Again, today, Mandela Park residents have been arrested on false charges. But when will corrupt cops be brought to the book for their lies? Why do the poorest of the poor always get arrested when they protest injustice while the people committing the actual crimes against us go free?

As a community, we will appear en-mass tomorrow at 9am outside Khayelitsh Magistrates Court to protest the wrongful arrest of our neighbours.

For more information, contact Mabhuti at 082-997-8475 or Sluja 071-433-1101
You can also try Loyiso who is among the 23 residents arrested at 083-270-2000 or 073-766-2078

SAPA: Backyard dwellings growing – SAIRR

November 25 2008 at 09:47AM
Source: SAPA

More and more informal dwellings are being built as backyard properties and not in informal settlements, the SA Institute of Race Relations (SAIRR) said on Tuesday.

According to a SAIRR report, between 1996 and 2007, the total number of households residing in informal dwellings grew by 24,2 percent from 1,45 million to 1,80 million.

During that period, the number of households living in backyard informal dwellings rose by 46 percent from 403 000 to 590 000.

The number of households living in free-standing informal dwellings grew by 16 percent in comparison, from just over one million to 1,2 million.

At the same time, backyard informal structures as a proportion of total informal dwellings grew by 18 percent while those built in informal settlements declined by seven percent.

The ratio of informal dwellings built on bare land (which might be privately owned or belong to the state) to those built in backyards declined from 1:2,7 in 1996 to 1:2 in 2007.

The institute identified a few reasons for the changing pattern in the erection of informal dwellings.

The first explanation had to do with the safety concerns of residents of these dwellings.

“Informal settlements built in backyard properties are less vulnerable to vandals and shack fires that are so prevalent in informal settlements,” said SAIRR researcher Kerwin Lebone.

“Also, a person urgently looking for rental accommodation would encounter fewer obstacles when building a shack on private property than would be the case when they approached the department of housing, where they were likely to be subjected to a long waiting list.”

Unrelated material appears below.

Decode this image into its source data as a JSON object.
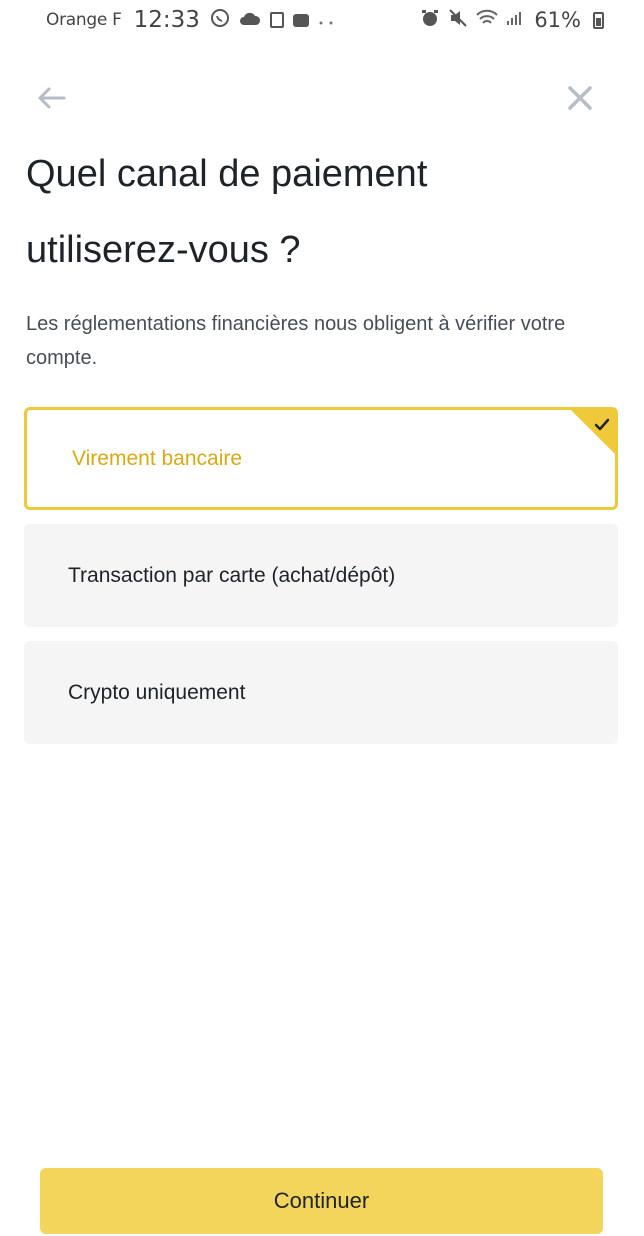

In 2007, the banking sector established that low-cost housing was delivered at a slow pace owing to delays by local authorities in providing and proclaiming suitable land, installing infrastructure, and establishing services.

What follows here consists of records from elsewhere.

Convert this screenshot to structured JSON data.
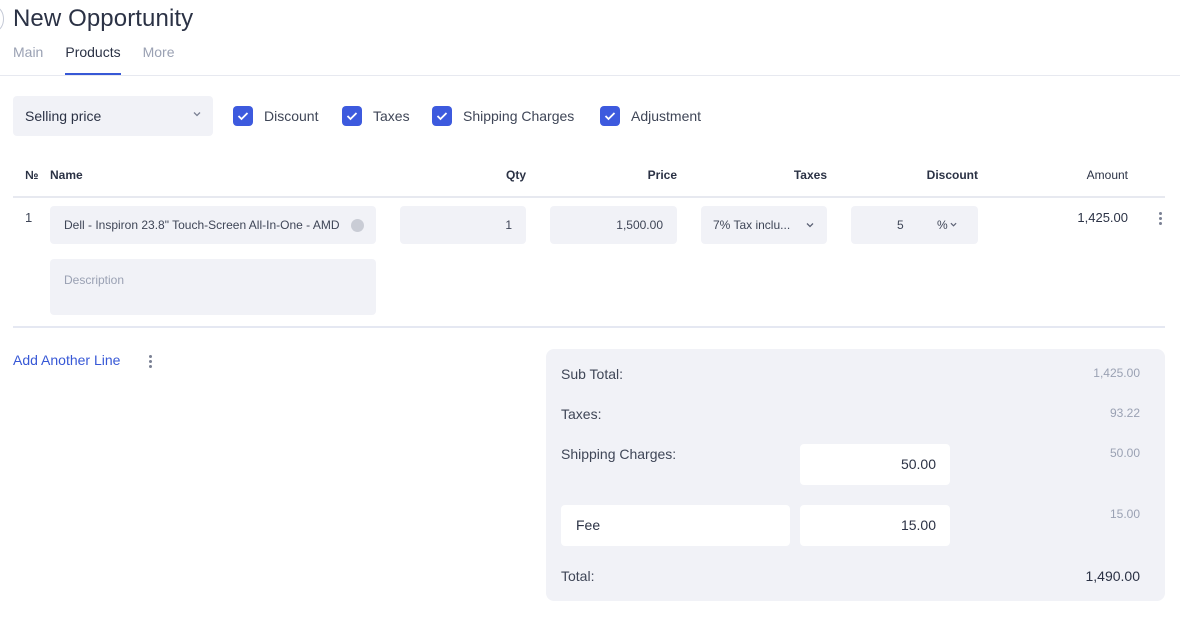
{
  "header": {
    "title": "New Opportunity"
  },
  "tabs": [
    {
      "label": "Main",
      "active": false
    },
    {
      "label": "Products",
      "active": true
    },
    {
      "label": "More",
      "active": false
    }
  ],
  "toolbar": {
    "price_mode": "Selling price",
    "options": [
      {
        "label": "Discount",
        "checked": true
      },
      {
        "label": "Taxes",
        "checked": true
      },
      {
        "label": "Shipping Charges",
        "checked": true
      },
      {
        "label": "Adjustment",
        "checked": true
      }
    ]
  },
  "table": {
    "columns": {
      "no": "№",
      "name": "Name",
      "qty": "Qty",
      "price": "Price",
      "taxes": "Taxes",
      "discount": "Discount",
      "amount": "Amount"
    },
    "rows": [
      {
        "no": "1",
        "name": "Dell - Inspiron 23.8\" Touch-Screen All-In-One - AMD",
        "description_placeholder": "Description",
        "qty": "1",
        "price": "1,500.00",
        "tax": "7% Tax inclu...",
        "discount": "5",
        "discount_unit": "%",
        "amount": "1,425.00"
      }
    ]
  },
  "actions": {
    "add_line": "Add Another Line"
  },
  "totals": {
    "sub_total_label": "Sub Total:",
    "sub_total": "1,425.00",
    "taxes_label": "Taxes:",
    "taxes": "93.22",
    "shipping_label": "Shipping Charges:",
    "shipping_input": "50.00",
    "shipping": "50.00",
    "fee_label": "Fee",
    "fee_input": "15.00",
    "fee": "15.00",
    "total_label": "Total:",
    "total": "1,490.00"
  },
  "colors": {
    "accent": "#3758d6",
    "checkbox": "#3d5ade",
    "field_bg": "#f1f2f7"
  }
}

The institute said the fact that more Africans owned formal housing in 2007 meant they could lease out portions of their stands to tenants who wanted to build informal structures.

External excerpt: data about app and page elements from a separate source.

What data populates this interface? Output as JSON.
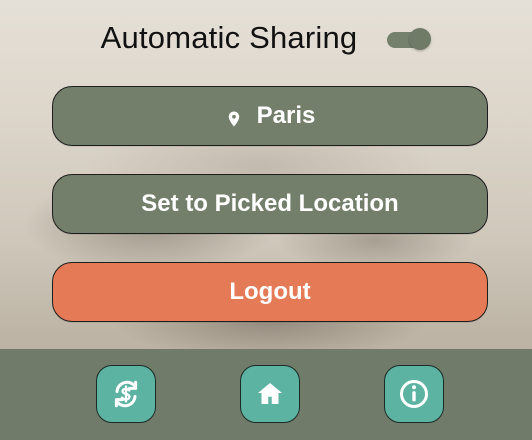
{
  "sharing": {
    "label": "Automatic Sharing",
    "enabled": true
  },
  "buttons": {
    "location_label": "Paris",
    "picked_label": "Set to Picked Location",
    "logout_label": "Logout"
  },
  "icons": {
    "location": "location-pin-icon",
    "sync": "sync-currency-icon",
    "home": "home-icon",
    "info": "info-icon"
  },
  "colors": {
    "primary_button": "#737f6b",
    "logout_button": "#e57a56",
    "nav_button": "#5cb3a2",
    "bottom_bar": "#707c69",
    "toggle": "#6f7a67"
  }
}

The advantages for prospective tenants included access to the landlord’s water and sanitation infrastructure.

Potential problems could arise when the small scale landlords wished to supply electricity to their tenants.

This might entail a breach of the law through illegal connections and added pressure on the country’s ailing electricity grid.

The institute said the department’s policy of eradicating “all slums, or informal settlements, by 2014″ might also have played a role in the displacement of informal-dwelling-erection patterns.

“Shack dwellers might assume that erecting a structure in a backyard property renders them immune to the evictions that are characteristic of most informal settlements deemed by government to have been established illegally,” Lebone said. – Sapa